When you think of “college band ensemble,” what images flash into your mind? Do you see traditional marching uniforms present amidst a rowdy football game during halftime? Or perhaps you envision serious black-tie affairs and students who take the music, and themselves, much too seriously.
Not so with the College of William and Mary’s Wham Bam Big Band, a jazz ensemble started by Marc Presler ’10. With its impeccable understanding that jazz is all about capturing feeling, this energetic group may very well be on its way to a promising explosion of praise with the debut of its appropriately titled first album, “The Big Bang!”
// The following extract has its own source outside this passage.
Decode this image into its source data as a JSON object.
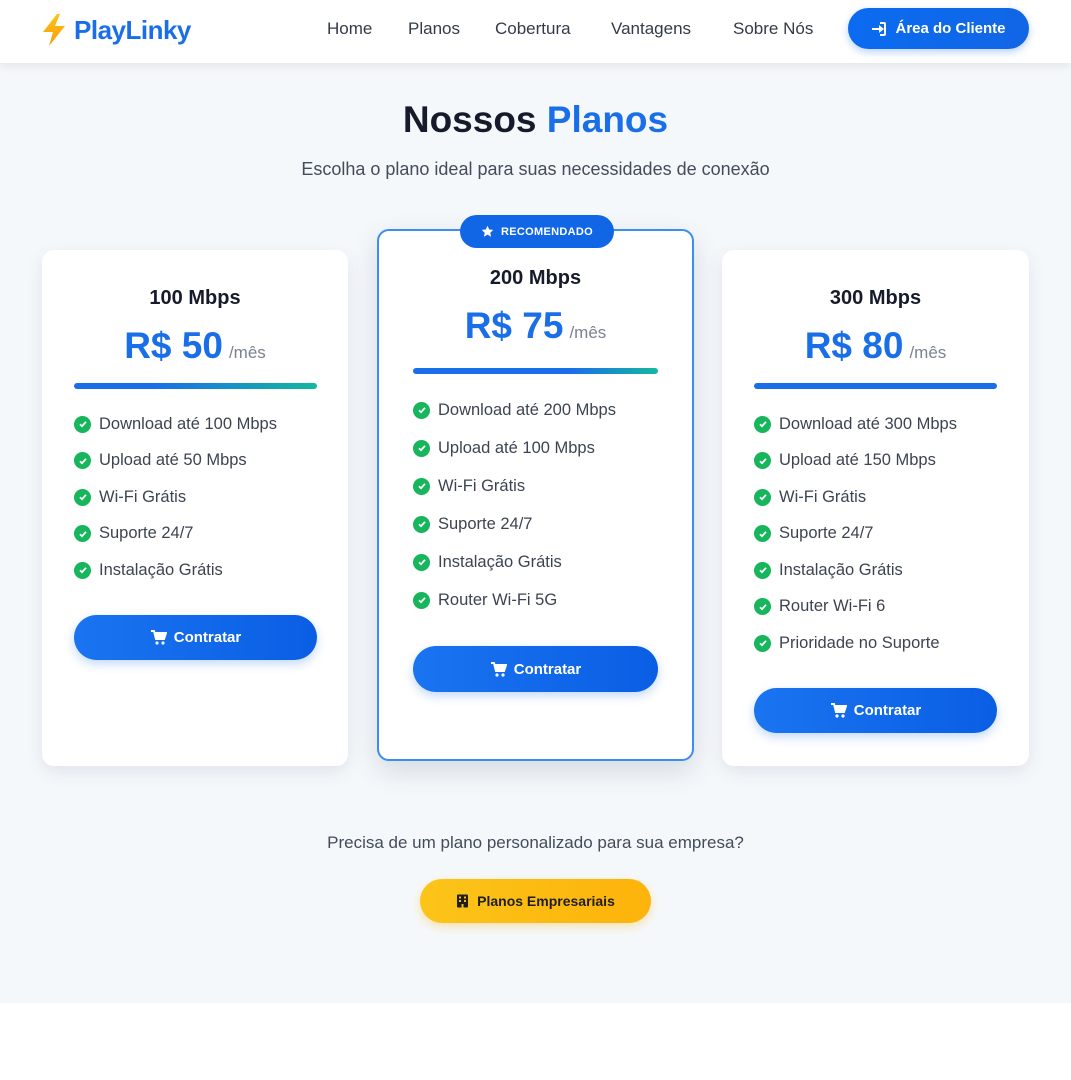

The 12 tracks included in the CD showcase the group’s raw talent and apparent love for performance, which seep out from each tune. The group also displays a wide and an eclectic taste for jazz culture with covers of timeless classics such as Bill Wither’s “Ain’t No Sunshine” and Cole Porter’s “You’d Be So Nice to Come Home To” while creating fresh jazz spins on songs outside the genre a la The Beatles’ “Here Comes the Sun” and “Funkytown” by Lipps Inc. Poignant vocal solos throughout the CD also offer a smooth but nonetheless impressive listening experience.
The CD exemplifies the improvisational style of jazz in the not-so-perfectly rhythmic measures of each song. “Groovin’ Hard” captures the offbeat tempos of trombone, bass, and piano, tied together by a soulful saxophone solo. The catchy trumpet lines ensure that the song will remain in the heads of anyone who cares to listen.
Signature sultry jazz classics are hard to resist after listening to a couple of the faster paced songs on the album. “Summertime” evokes the sleepy bygone era of George Gershwin and Ella Fitzgerald. The slower pace is parodied by the somber trombones that take eternity to woefully mope their way through the song in a humorous way only trombones can. The band’s rendition of “Here’s That Rainy Day,” famously performed by the legendary Frank Sinatra, is also taken at a much slower tempo, accentuated by the steady strumming of the bass — the lifeline of the song. Piano and trumpets add a graceful touch during interludes.
The Wham Bam Big Band’s casual approach to music only strengthens the experience of listening. Traces of conversations and count-outs at the beginning and end of each song give the music a much more candid and organic feel, a refreshing change from the overly produced and sanitized music of today.
The album is filled with the kind of music that not only sends good vibes throughout the body, but also makes the listener want to literally get up and start dancing. Its genuine passion in representing an underappreciated art form make it a perfect choice for anyone looking for something new.
The CD costs $10 and can be ordered by sending an e-mail to [email protected]